Disadvantaged boys benefit most from early school years
Boys from disadvantaged backgrounds benefit most from early schooling, helping to narrow the skills gap with boys from high socio-economic backgrounds, according to new research.
The study, by researchers from the University of York and UCL, reveals that an additional term (4 months) of early schooling has a positive effect on boys from disadvantaged backgrounds up until age 11 – improving relationships with teachers, academic interest and disruptive behaviour.
For this group, early schooling also increases test scores in language and numeracy at age 5 by 16-20%, personal, social, and emotional development at age 5 by 8%, and language and numeracy skills at age 7 by about 10%. For boys from high socio-economic backgrounds, on the other hand, many of these effects are close to zero.
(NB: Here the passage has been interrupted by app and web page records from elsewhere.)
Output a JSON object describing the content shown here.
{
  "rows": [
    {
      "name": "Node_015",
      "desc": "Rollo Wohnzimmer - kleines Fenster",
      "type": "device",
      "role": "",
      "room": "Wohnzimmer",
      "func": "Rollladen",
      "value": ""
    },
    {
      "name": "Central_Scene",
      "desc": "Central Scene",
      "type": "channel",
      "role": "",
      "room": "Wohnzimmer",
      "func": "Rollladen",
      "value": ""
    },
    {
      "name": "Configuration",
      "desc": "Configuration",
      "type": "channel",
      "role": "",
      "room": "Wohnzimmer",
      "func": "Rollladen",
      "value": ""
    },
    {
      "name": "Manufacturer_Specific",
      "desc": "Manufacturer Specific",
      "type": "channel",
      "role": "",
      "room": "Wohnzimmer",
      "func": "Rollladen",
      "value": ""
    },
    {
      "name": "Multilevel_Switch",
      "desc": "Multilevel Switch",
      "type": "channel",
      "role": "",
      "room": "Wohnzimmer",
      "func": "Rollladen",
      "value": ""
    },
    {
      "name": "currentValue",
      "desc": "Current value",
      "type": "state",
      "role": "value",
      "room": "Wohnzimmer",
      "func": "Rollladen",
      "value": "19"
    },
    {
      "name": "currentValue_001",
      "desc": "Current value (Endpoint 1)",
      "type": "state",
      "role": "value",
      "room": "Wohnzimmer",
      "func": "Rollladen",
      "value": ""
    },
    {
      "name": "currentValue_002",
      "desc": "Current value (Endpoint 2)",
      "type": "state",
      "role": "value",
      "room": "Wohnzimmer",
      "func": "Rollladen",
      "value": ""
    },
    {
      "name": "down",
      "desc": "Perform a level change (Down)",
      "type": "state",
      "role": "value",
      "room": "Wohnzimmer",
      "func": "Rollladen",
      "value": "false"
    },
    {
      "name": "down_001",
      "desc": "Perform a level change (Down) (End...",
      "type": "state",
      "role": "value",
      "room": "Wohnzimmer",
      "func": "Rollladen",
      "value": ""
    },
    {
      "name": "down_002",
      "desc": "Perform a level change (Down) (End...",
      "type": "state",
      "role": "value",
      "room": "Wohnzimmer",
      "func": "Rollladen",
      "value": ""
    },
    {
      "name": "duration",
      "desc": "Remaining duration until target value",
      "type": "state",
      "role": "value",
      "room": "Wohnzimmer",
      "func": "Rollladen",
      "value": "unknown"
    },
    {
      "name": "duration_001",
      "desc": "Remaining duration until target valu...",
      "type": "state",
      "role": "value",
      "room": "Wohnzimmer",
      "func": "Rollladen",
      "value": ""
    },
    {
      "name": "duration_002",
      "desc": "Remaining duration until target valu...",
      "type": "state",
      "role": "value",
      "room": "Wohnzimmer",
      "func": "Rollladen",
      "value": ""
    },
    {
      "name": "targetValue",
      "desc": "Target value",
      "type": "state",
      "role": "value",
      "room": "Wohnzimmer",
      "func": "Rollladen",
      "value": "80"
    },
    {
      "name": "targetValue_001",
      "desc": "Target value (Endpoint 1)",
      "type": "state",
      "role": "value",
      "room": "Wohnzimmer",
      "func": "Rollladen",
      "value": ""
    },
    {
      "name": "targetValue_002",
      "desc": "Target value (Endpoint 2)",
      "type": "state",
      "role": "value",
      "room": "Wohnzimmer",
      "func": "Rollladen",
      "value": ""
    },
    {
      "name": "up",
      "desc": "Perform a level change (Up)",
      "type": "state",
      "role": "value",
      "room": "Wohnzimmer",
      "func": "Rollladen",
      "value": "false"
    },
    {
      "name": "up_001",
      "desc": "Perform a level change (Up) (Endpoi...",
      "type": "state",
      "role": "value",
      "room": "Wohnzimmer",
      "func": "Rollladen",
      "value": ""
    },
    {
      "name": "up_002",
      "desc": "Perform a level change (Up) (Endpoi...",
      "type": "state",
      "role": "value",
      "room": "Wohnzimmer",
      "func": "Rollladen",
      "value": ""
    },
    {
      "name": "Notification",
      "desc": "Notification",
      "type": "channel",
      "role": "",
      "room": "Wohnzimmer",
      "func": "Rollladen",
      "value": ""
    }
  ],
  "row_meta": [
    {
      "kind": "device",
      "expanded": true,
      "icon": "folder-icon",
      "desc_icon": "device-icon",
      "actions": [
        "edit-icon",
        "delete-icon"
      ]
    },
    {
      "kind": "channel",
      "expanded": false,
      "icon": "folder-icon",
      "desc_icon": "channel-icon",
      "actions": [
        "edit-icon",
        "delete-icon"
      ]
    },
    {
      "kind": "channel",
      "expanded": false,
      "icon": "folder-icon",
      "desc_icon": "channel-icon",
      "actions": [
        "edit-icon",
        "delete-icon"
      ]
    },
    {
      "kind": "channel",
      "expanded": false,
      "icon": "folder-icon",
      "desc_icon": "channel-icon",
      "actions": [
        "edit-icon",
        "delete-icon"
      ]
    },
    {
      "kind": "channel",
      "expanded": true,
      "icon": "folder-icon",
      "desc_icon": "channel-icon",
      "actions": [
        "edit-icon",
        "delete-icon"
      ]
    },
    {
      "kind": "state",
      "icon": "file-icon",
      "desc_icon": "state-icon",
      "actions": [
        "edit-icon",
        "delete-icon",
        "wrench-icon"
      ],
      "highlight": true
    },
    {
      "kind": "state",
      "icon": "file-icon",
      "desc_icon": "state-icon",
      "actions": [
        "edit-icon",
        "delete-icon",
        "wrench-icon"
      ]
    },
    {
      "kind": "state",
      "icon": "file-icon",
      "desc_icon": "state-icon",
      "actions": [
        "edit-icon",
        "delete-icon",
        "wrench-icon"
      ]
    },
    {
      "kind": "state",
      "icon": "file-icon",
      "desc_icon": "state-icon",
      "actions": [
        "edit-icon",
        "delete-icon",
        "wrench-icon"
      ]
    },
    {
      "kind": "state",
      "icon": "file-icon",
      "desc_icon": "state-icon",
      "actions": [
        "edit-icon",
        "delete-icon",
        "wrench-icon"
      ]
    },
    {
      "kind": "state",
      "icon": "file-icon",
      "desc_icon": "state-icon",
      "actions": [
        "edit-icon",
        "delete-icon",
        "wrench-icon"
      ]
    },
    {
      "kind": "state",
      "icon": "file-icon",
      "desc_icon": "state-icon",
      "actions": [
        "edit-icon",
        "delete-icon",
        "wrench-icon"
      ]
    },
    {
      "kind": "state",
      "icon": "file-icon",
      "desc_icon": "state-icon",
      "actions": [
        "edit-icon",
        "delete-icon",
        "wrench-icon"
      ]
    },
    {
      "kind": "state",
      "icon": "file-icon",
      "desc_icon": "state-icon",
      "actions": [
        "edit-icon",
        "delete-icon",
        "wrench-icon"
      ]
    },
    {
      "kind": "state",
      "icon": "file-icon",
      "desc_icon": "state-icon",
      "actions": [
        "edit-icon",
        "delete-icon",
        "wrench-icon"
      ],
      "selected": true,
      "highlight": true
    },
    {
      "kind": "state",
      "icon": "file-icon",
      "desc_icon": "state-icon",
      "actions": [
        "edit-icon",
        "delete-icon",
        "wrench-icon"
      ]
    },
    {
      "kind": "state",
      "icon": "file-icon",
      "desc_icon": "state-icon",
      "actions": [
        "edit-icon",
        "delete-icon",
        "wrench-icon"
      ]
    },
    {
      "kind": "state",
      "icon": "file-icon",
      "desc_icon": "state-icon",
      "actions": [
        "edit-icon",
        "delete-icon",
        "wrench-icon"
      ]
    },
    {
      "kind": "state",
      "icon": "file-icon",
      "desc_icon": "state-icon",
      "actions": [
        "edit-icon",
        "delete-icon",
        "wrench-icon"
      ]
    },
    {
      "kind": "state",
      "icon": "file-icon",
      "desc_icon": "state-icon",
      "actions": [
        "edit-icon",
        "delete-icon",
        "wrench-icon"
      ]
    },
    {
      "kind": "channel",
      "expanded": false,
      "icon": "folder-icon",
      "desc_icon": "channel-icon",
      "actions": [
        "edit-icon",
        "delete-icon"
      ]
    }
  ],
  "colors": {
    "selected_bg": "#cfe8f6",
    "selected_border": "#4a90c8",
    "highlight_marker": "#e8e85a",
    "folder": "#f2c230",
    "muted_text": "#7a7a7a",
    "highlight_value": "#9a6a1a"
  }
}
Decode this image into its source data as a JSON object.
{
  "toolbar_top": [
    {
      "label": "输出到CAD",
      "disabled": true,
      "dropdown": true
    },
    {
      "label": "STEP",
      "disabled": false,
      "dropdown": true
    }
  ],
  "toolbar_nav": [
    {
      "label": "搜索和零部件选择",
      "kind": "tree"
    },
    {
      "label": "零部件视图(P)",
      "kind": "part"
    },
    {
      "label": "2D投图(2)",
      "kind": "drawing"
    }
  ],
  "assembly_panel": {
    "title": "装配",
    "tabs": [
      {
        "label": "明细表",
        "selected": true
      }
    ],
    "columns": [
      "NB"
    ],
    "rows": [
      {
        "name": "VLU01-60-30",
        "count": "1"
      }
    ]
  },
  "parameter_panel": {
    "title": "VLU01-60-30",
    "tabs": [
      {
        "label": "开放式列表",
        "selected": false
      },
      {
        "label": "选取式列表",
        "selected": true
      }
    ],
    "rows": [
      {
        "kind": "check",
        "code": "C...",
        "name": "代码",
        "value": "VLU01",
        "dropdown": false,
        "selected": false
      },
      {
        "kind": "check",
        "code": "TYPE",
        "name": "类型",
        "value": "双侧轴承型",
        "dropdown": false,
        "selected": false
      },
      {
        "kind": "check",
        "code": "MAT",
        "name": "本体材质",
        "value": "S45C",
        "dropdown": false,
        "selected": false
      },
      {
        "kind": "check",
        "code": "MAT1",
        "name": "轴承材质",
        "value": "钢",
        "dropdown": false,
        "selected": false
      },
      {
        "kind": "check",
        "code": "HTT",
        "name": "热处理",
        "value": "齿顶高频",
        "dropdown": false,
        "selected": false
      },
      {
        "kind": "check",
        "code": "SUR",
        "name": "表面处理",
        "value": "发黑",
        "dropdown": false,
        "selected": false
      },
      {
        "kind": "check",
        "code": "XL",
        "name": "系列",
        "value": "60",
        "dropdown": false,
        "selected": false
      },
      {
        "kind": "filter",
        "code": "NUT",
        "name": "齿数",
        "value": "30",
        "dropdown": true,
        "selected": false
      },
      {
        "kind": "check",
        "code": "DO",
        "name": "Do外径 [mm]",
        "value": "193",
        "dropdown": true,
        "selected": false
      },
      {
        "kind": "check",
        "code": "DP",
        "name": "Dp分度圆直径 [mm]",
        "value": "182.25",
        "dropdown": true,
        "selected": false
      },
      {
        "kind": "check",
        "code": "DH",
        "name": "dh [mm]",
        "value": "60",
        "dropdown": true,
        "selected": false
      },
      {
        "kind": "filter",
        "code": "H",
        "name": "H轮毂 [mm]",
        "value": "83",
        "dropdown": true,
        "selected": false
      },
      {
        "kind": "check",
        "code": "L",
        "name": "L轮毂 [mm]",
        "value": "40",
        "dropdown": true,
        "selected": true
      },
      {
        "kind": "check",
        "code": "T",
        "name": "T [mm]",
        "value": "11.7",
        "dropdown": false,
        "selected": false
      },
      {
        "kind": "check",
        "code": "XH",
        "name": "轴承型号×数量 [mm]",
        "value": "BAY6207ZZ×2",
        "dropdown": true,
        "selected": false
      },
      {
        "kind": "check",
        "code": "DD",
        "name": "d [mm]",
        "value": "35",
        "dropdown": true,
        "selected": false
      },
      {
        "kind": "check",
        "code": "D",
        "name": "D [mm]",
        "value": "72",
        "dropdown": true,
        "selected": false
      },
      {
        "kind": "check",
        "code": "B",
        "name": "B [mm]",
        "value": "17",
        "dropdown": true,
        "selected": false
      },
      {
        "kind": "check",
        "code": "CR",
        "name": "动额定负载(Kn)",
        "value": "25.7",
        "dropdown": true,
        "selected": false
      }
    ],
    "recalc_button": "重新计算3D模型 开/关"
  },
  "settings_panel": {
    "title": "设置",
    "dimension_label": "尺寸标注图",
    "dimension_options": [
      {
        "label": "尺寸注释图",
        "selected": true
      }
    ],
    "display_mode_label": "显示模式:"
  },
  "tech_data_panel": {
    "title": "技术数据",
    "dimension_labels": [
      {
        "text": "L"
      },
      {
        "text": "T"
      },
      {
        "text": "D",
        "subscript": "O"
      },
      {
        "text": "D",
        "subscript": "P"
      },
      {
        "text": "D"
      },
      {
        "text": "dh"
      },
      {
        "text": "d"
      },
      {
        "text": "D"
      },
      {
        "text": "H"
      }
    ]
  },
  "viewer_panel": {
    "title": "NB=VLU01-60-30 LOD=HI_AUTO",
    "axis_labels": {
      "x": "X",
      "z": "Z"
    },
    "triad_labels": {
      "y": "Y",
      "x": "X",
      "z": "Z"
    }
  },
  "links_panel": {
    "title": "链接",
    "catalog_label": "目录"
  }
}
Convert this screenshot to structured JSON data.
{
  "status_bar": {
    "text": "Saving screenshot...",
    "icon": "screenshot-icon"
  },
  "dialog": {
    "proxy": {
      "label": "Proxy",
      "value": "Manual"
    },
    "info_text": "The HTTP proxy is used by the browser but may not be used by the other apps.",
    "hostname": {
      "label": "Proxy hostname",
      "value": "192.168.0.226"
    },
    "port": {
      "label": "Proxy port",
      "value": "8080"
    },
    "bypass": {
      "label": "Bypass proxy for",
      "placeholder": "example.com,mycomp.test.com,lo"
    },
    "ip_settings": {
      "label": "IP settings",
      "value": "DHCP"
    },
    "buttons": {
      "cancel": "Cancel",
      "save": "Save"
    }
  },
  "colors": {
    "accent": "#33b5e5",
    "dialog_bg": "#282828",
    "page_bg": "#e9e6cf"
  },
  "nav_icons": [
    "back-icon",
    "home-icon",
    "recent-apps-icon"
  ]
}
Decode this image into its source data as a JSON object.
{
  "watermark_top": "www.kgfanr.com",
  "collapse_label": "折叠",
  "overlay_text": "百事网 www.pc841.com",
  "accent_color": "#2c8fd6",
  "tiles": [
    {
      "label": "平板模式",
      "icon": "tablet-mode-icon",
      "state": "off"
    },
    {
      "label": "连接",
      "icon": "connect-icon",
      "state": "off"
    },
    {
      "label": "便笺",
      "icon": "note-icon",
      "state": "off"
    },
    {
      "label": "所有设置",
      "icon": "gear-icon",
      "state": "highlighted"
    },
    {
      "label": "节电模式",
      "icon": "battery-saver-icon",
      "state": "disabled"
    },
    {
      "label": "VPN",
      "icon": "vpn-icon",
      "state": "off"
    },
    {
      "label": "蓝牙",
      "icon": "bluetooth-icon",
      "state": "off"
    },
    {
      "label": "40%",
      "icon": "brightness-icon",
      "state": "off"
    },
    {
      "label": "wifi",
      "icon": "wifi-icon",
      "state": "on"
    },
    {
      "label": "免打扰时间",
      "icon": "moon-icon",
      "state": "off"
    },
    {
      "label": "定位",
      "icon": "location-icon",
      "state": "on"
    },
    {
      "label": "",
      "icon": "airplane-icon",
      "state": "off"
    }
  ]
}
Impact on skills
The researchers analysed information on more than 400,000 children born in 2000-01 who attend state schools in England and whose records are included in the National Pupil Database. This was combined with information on more than 7,000 English children from the same birth cohort who took part in the Millennium Cohort Study.
They examined locally varying school entry rules according to which most children entered reception class (first year of primary school) at the start of the academic year, but summer-born children in some local authorities were deferred by one or two terms.
The study investigated how earlier versus later transition into reception class impacts on cognitive and non-cognitive skills up until age 11 (final year of primary school).
They showed that universally all children benefit from early schooling, however the average effects are stronger for disadvantaged boys.
On average across all children, an additional term of early schooling increases age 5 test scores in language and numeracy by 6-10% and age 7 language and numeracy skills by about 2%. The effects on cognitive skills largely disappear four years later at age 11.
Co-author of the study, Professor Thomas Cornelissen from the Department of Economics at the University of York, said: “The starting age of formal schooling differs widely across countries, with the UK among the countries in which formal schooling starts the earliest. Yet, to date there exists little evidence on what the optimal starting age for formal schooling is.
“Overall our findings confirm that exposure of 4 year olds to early learning in a school setting fosters a range of important social skills throughout age 5, 7 and 11.”
The study also suggests there are lasting effects on non-cognitive outcomes. At age 5, there are positive effects on physical development (covering coordination and fine motor control); creative development; and personal, social, and emotional development, with increases of about 5% for one additional term of early schooling. Earlier school entry further improves the pupil-teacher relationship and non-cognitive skills such as academic interest and good behaviour at ages 7 and 11.
Co-author of the study, Professor Christian Dustmann from UCL said: “An important finding of the study is that the large skills difference between boys from advantaged and disadvantaged family backgrounds can be substantially reduced by early schooling.
“This is in line with findings of higher positive effects for disadvantaged children of early childcare programmes in other countries, such as Germany.
“The reason why boys from low socio-economic backgrounds benefit more strongly from early schooling may be that they experience lower-quality childcare when not enrolled in early childhood education.”
The study also found impact of summer-born children deferring school entry because the flipside of the positive effect of an additional term of early schooling is that there is a negative effect of losing one term due to deferment.
Professor Cornelissen added: “The idea behind deferment by one or two terms is to give the youngest children some time to become more mature and school ready. But it seems that on average the negative effect of losing one term of reception class outweighs the potentially positive effect of deferment, in particular for boys from disadvantaged family backgrounds.
“The school-entry policy that should be recommended based on our results is a uniform school-entry date at the start of the academic year, while allowing deferment in exceptional circumstances. Importantly, this is the policy that most local authorities today have adopted.”
source: University of York